The fact that the seller has enjoyed a good standard of living from the business, has little or no influence to the buyers’ thinking unless it can be proven from the businesses records. This refers to the official records, the ones that are submitted to HMRC, not the additional shoe box of invoices (or nowadays a flash drive that’s hidden away) that show additional earnings.
How is the price determined? This is one of the most difficult questions in finance and no short-cut answer exists. Those of you interested in a comprehensive answer can read my book titled “How much is a business worth?”, but here are two of the main components.
a) The price must make sense for the buyer
b) The price is neither determined by the buyer nor by the seller, it is determined by the market through negotiations.
A buyer will only consider a purchase if the business is likely to provide an adequate return on the investment, in relation to the amount of risk involved. A buyer will never take the personal effort of the suffering of the seller into account when assessing the viability of buying a business.
But who decides what an adequate return is? The market of course! If someone can invest their money and earn a 2% return on a 10-year (almost) risk-free Government bond doing nothing, don’t expect to find a buyer that will be happy with a 5% return on your coffee shop.
Calculating the return on investment
Under certain assumptions the ratio of price/cash flow is the inverse of the required return.
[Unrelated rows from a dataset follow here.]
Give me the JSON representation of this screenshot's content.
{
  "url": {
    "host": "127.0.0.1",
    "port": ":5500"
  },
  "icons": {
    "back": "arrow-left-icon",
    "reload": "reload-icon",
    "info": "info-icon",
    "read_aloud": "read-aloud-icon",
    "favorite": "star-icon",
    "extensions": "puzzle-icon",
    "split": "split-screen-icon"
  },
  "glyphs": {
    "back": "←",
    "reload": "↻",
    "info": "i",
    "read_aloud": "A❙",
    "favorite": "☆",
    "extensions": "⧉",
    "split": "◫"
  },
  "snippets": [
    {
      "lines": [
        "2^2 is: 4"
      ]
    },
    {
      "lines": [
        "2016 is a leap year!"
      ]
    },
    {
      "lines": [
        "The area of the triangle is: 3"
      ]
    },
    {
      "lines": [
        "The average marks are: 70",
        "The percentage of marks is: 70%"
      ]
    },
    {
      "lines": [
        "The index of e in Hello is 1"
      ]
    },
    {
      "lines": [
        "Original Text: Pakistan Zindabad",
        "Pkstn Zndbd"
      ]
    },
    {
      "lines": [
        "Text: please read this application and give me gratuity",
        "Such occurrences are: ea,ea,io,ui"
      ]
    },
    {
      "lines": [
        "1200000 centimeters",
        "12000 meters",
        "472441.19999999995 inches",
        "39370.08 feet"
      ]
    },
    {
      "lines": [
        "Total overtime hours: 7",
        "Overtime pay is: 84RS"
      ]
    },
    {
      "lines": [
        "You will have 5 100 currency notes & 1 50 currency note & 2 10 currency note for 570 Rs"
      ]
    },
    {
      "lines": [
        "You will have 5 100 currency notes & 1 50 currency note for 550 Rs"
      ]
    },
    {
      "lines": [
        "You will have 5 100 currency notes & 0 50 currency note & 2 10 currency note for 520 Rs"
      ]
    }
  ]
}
If the business is valued at 5 times the cash flow, then the return would be 20%. If the business is worth 3 times the cash flow, then the return would be 33%.
Where can you find these multiples? No prizes for guessing, BusinessesForSale listings of course! Just check the asking price against the cash flow of the business.
Selling a small business is so difficult because we are dealing with the intangible and sometimes elusive goodwill. Add to the mix high emotions – letting go of the achievements of a lifetime on the sellers’ part and fear on the buyers’ part – and it does not get any easier.
All of these difficulties can be overcome with sufficient preparation, creating an environment of trust between seller and buyer and setting the price within the limits of the market.
Don’t forget that although there’s never a right price, you can choose the right initial price that brings buyers to the negotiating table.
Feeling better prepared to buy a business? You can check out our listings here.